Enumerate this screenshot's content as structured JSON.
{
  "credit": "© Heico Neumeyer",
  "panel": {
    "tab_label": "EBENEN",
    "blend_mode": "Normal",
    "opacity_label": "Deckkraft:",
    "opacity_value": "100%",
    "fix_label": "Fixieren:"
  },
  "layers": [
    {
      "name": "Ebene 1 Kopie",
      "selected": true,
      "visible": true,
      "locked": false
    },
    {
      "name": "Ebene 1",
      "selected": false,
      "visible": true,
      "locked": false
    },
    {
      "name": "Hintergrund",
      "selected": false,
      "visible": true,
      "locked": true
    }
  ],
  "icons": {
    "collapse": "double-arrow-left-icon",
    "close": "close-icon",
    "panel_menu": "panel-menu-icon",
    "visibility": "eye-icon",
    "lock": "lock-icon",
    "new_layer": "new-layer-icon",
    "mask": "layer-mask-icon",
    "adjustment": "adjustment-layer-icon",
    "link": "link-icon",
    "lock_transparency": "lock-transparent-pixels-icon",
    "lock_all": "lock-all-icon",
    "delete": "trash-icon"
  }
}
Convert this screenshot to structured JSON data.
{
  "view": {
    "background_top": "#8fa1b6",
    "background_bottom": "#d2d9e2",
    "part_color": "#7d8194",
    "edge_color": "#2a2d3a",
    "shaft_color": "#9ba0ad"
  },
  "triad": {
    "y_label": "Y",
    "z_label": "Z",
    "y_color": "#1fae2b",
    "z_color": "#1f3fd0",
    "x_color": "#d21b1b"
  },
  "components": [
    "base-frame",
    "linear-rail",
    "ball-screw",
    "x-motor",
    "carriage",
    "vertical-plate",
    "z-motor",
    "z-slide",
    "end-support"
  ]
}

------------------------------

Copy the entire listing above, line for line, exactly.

Enumerate this screenshot's content as structured JSON.
{
  "credit": "© Heico Neumeyer",
  "panel": {
    "tab_label": "EBENEN",
    "blend_mode": "Normal",
    "opacity_label": "Deckkraft:",
    "opacity_value": "100%",
    "fix_label": "Fixieren:"
  },
  "layers": [
    {
      "name": "Ebene 1 Kopie",
      "selected": true,
      "visible": true,
      "locked": false
    },
    {
      "name": "Ebene 1",
      "selected": false,
      "visible": true,
      "locked": false
    },
    {
      "name": "Hintergrund",
      "selected": false,
      "visible": true,
      "locked": true
    }
  ],
  "icons": {
    "collapse": "double-arrow-left-icon",
    "close": "close-icon",
    "panel_menu": "panel-menu-icon",
    "visibility": "eye-icon",
    "lock": "lock-icon",
    "new_layer": "new-layer-icon",
    "mask": "layer-mask-icon",
    "adjustment": "adjustment-layer-icon",
    "link": "link-icon",
    "lock_transparency": "lock-transparent-pixels-icon",
    "lock_all": "lock-all-icon",
    "delete": "trash-icon"
  }
}
Convert this screenshot to structured JSON data.
{
  "view": {
    "background_top": "#8fa1b6",
    "background_bottom": "#d2d9e2",
    "part_color": "#7d8194",
    "edge_color": "#2a2d3a",
    "shaft_color": "#9ba0ad"
  },
  "triad": {
    "y_label": "Y",
    "z_label": "Z",
    "y_color": "#1fae2b",
    "z_color": "#1f3fd0",
    "x_color": "#d21b1b"
  },
  "components": [
    "base-frame",
    "linear-rail",
    "ball-screw",
    "x-motor",
    "carriage",
    "vertical-plate",
    "z-motor",
    "z-slide",
    "end-support"
  ]
}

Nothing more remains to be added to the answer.